▶ _ASSIGNMENT_: Reprint the full listing exactly.

-- Opening Marker --

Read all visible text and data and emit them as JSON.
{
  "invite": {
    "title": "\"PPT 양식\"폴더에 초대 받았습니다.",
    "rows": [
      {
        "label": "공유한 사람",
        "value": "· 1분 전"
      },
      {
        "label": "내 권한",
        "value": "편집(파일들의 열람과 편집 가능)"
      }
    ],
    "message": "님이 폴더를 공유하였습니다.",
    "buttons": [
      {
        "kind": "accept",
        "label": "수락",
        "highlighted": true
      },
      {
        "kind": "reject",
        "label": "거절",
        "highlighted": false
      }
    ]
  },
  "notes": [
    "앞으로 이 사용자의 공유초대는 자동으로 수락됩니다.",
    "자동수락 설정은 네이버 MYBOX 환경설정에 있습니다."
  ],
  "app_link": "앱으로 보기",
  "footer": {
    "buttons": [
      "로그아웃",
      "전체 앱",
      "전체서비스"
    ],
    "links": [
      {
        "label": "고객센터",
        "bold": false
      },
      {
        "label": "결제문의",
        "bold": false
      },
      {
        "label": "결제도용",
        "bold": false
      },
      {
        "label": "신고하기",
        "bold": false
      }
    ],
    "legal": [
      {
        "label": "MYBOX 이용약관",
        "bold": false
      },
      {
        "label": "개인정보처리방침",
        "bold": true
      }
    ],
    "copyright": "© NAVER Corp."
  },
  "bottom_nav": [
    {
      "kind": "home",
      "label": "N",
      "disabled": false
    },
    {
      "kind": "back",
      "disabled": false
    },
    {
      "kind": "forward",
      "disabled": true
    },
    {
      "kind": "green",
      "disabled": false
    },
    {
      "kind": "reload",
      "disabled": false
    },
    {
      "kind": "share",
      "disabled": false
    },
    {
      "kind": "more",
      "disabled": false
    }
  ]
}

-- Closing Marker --

▶ _ANSWER TO THE PROBLEM_:
Read all visible text and data and emit them as JSON.
{
  "invite": {
    "title": "\"PPT 양식\"폴더에 초대 받았습니다.",
    "rows": [
      {
        "label": "공유한 사람",
        "value": "· 1분 전"
      },
      {
        "label": "내 권한",
        "value": "편집(파일들의 열람과 편집 가능)"
      }
    ],
    "message": "님이 폴더를 공유하였습니다.",
    "buttons": [
      {
        "kind": "accept",
        "label": "수락",
        "highlighted": true
      },
      {
        "kind": "reject",
        "label": "거절",
        "highlighted": false
      }
    ]
  },
  "notes": [
    "앞으로 이 사용자의 공유초대는 자동으로 수락됩니다.",
    "자동수락 설정은 네이버 MYBOX 환경설정에 있습니다."
  ],
  "app_link": "앱으로 보기",
  "footer": {
    "buttons": [
      "로그아웃",
      "전체 앱",
      "전체서비스"
    ],
    "links": [
      {
        "label": "고객센터",
        "bold": false
      },
      {
        "label": "결제문의",
        "bold": false
      },
      {
        "label": "결제도용",
        "bold": false
      },
      {
        "label": "신고하기",
        "bold": false
      }
    ],
    "legal": [
      {
        "label": "MYBOX 이용약관",
        "bold": false
      },
      {
        "label": "개인정보처리방침",
        "bold": true
      }
    ],
    "copyright": "© NAVER Corp."
  },
  "bottom_nav": [
    {
      "kind": "home",
      "label": "N",
      "disabled": false
    },
    {
      "kind": "back",
      "disabled": false
    },
    {
      "kind": "forward",
      "disabled": true
    },
    {
      "kind": "green",
      "disabled": false
    },
    {
      "kind": "reload",
      "disabled": false
    },
    {
      "kind": "share",
      "disabled": false
    },
    {
      "kind": "more",
      "disabled": false
    }
  ]
}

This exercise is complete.